Data listing:
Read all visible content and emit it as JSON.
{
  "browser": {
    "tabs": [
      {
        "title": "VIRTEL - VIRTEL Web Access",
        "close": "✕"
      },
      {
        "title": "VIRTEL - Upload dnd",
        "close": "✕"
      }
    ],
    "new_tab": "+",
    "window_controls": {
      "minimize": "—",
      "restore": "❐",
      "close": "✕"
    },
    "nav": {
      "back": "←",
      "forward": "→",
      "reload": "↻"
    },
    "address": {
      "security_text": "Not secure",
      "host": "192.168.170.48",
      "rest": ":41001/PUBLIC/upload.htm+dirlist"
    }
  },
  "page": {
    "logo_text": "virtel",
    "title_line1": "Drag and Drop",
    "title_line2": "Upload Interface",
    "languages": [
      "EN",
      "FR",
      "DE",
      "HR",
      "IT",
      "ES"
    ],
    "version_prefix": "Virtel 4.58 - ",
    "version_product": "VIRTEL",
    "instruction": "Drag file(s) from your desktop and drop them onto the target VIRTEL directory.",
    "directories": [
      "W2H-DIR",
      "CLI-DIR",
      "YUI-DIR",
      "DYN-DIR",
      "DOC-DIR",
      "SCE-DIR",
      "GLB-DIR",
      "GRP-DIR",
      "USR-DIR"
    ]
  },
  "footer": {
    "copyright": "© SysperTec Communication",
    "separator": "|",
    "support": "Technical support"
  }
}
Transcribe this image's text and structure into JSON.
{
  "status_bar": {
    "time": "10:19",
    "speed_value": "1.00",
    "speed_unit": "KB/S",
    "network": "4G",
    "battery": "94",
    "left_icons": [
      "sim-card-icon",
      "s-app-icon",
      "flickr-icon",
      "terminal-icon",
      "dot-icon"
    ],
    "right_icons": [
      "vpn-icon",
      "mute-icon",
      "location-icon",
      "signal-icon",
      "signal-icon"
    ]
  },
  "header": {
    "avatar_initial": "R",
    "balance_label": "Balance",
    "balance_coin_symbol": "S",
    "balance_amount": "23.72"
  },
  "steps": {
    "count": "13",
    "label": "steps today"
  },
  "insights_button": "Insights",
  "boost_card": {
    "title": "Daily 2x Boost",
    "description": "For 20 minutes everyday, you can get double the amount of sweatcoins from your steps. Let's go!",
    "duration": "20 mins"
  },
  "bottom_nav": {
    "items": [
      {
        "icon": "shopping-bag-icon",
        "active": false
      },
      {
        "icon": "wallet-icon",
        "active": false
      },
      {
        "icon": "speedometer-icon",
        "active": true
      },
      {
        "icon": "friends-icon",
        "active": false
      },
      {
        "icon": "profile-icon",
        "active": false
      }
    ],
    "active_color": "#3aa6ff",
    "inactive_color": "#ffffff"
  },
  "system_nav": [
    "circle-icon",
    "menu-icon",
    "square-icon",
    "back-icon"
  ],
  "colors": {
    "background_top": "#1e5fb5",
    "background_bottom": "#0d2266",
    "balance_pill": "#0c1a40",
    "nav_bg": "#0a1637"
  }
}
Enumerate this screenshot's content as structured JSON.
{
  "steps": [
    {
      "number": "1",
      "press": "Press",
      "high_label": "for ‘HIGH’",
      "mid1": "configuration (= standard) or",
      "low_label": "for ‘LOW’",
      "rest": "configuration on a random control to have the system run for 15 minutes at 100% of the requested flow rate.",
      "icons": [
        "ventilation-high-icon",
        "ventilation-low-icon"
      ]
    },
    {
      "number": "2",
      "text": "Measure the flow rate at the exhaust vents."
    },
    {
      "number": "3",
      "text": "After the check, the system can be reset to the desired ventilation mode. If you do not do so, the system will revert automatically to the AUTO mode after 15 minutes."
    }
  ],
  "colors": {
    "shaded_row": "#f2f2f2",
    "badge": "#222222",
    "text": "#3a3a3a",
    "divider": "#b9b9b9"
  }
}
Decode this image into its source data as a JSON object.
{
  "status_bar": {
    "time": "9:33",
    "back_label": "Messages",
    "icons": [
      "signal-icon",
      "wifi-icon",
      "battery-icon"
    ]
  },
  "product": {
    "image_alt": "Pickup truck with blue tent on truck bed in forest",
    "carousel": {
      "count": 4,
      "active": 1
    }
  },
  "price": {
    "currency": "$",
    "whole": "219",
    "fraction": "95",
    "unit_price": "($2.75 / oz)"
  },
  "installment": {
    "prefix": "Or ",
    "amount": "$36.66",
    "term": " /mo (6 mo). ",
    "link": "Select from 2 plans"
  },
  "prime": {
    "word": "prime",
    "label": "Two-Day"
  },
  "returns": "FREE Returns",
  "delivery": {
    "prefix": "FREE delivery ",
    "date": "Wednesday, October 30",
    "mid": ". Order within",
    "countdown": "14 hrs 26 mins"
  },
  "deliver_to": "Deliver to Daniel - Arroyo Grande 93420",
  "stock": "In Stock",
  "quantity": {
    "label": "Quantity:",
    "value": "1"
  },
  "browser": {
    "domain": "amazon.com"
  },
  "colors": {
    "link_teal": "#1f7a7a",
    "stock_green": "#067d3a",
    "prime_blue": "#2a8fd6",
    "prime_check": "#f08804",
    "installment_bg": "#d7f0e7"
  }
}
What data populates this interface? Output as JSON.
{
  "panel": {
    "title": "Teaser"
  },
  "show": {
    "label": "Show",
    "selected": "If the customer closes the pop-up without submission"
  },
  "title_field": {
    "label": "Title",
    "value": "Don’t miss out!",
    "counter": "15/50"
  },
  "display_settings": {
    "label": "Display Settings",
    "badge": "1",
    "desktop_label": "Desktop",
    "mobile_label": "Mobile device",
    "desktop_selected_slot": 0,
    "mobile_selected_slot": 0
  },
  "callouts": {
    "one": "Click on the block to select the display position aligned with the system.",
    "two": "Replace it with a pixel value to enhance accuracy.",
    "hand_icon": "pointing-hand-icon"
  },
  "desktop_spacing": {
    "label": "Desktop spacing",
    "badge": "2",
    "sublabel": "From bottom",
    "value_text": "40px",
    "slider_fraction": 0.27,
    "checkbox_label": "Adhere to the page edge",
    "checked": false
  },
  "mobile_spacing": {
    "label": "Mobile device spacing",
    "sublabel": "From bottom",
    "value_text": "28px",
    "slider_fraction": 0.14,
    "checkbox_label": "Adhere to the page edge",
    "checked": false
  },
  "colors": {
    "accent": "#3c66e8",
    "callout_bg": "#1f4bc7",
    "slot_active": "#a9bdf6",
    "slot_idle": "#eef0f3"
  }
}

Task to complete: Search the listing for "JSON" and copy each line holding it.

Answer box:
Read all visible content and emit it as JSON.
Transcribe this image's text and structure into JSON.
Enumerate this screenshot's content as structured JSON.
Decode this image into its source data as a JSON object.
What data populates this interface? Output as JSON.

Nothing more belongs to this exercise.